── Provided records ──
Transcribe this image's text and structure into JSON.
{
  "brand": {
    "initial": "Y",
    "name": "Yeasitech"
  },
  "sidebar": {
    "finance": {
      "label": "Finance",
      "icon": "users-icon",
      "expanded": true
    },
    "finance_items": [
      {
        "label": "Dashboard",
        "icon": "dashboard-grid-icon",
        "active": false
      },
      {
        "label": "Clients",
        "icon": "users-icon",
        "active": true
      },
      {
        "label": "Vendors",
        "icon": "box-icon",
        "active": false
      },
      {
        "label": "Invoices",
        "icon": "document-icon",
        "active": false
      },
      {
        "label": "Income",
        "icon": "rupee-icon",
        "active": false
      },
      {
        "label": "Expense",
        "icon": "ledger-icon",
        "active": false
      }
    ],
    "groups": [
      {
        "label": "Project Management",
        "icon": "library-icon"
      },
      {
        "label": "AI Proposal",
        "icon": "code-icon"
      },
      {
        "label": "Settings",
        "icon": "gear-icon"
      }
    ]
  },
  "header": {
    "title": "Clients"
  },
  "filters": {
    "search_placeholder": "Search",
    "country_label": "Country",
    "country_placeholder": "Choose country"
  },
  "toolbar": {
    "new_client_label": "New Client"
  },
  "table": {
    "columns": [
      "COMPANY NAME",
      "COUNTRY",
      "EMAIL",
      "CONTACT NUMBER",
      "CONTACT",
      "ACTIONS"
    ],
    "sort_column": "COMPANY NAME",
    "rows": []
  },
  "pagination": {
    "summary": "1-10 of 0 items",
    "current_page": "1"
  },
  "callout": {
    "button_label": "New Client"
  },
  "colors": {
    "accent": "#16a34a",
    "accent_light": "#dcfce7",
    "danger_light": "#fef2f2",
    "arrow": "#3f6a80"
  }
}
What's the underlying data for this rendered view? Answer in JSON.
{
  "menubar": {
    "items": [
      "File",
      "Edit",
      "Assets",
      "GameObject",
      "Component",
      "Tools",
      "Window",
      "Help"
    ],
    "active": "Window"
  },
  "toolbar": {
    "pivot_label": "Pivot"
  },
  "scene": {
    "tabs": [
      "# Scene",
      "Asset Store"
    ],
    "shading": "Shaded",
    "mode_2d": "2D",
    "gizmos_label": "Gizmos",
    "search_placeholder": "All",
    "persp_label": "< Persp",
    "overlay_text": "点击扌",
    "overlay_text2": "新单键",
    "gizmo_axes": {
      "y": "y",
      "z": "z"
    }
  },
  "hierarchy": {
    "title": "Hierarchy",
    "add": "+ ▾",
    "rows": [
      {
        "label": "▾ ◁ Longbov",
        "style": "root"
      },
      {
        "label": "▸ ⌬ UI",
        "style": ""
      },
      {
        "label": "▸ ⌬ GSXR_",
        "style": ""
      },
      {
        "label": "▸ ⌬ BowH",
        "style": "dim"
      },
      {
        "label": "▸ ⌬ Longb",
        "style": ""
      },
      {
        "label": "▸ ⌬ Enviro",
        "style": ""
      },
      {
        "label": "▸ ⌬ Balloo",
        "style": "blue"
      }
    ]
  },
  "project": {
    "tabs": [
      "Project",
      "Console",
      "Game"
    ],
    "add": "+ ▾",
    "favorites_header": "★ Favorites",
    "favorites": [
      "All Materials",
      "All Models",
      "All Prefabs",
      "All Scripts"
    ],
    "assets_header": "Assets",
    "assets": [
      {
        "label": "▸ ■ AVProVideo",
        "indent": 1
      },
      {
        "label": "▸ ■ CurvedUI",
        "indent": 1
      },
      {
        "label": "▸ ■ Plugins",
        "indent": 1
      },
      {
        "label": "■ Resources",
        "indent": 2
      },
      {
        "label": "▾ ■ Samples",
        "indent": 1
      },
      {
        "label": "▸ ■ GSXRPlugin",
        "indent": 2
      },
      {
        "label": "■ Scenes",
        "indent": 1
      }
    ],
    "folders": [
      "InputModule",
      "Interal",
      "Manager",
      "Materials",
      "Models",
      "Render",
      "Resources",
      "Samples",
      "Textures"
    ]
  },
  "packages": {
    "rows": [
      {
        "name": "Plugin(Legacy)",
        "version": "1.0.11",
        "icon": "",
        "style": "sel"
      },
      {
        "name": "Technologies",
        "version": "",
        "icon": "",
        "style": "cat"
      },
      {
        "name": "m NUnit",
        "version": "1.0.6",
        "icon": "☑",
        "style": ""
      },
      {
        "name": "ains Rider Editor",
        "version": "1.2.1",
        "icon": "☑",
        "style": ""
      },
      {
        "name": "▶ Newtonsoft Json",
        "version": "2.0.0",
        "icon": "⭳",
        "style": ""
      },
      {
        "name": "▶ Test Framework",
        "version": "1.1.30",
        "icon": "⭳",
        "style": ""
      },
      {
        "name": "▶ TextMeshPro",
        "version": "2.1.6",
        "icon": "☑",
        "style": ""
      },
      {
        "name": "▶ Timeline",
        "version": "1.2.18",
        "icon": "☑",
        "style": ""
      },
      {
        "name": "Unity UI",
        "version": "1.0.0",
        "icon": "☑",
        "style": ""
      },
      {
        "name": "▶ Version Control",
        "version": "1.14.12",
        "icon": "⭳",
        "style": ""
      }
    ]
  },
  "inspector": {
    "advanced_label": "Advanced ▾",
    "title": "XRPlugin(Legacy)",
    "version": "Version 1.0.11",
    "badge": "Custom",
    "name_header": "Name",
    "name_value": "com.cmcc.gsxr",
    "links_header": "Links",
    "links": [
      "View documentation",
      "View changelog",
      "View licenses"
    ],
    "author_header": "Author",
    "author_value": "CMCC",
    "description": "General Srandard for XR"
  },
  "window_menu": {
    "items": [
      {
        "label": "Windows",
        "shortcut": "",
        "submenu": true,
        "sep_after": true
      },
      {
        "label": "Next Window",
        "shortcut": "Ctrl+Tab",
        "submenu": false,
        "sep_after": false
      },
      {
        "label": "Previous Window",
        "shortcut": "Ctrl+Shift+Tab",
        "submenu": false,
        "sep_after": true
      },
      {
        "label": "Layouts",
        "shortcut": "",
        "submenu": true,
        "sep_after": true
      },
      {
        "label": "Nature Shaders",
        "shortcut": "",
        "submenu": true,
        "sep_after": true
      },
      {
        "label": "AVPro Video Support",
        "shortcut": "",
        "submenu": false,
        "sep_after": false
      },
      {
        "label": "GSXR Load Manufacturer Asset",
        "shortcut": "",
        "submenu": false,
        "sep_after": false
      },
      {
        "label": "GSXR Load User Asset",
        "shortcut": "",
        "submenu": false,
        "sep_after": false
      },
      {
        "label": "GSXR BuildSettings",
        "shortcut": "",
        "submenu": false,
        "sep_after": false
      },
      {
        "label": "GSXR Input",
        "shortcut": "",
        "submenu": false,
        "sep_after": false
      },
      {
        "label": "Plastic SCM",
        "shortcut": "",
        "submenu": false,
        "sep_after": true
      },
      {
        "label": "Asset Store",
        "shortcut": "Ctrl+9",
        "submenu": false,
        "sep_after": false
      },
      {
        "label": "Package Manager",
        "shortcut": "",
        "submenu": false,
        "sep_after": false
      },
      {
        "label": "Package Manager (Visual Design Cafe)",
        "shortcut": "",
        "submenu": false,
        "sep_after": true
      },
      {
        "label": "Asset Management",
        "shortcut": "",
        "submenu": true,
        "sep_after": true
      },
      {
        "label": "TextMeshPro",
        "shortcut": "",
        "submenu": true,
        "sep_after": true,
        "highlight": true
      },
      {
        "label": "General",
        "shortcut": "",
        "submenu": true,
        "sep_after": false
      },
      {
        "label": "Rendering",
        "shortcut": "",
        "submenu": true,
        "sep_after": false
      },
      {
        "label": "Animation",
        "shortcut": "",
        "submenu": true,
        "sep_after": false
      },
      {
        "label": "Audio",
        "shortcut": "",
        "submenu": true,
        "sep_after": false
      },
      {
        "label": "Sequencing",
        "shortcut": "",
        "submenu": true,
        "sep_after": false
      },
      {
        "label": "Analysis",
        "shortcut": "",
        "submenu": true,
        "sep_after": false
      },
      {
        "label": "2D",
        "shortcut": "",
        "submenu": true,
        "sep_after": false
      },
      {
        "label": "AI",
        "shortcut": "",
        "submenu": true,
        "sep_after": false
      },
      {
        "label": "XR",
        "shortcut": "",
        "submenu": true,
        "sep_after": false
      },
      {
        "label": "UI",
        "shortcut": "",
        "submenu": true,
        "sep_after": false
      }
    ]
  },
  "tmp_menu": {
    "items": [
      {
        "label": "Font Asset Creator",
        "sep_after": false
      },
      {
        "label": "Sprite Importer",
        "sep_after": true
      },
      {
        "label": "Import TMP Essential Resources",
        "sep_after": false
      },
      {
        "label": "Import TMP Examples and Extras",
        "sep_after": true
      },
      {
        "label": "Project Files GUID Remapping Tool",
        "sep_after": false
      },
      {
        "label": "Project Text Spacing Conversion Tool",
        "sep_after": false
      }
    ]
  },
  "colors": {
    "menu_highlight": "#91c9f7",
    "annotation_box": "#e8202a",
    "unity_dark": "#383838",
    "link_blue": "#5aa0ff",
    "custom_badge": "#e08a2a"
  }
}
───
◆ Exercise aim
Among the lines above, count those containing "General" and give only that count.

◆ Task result
2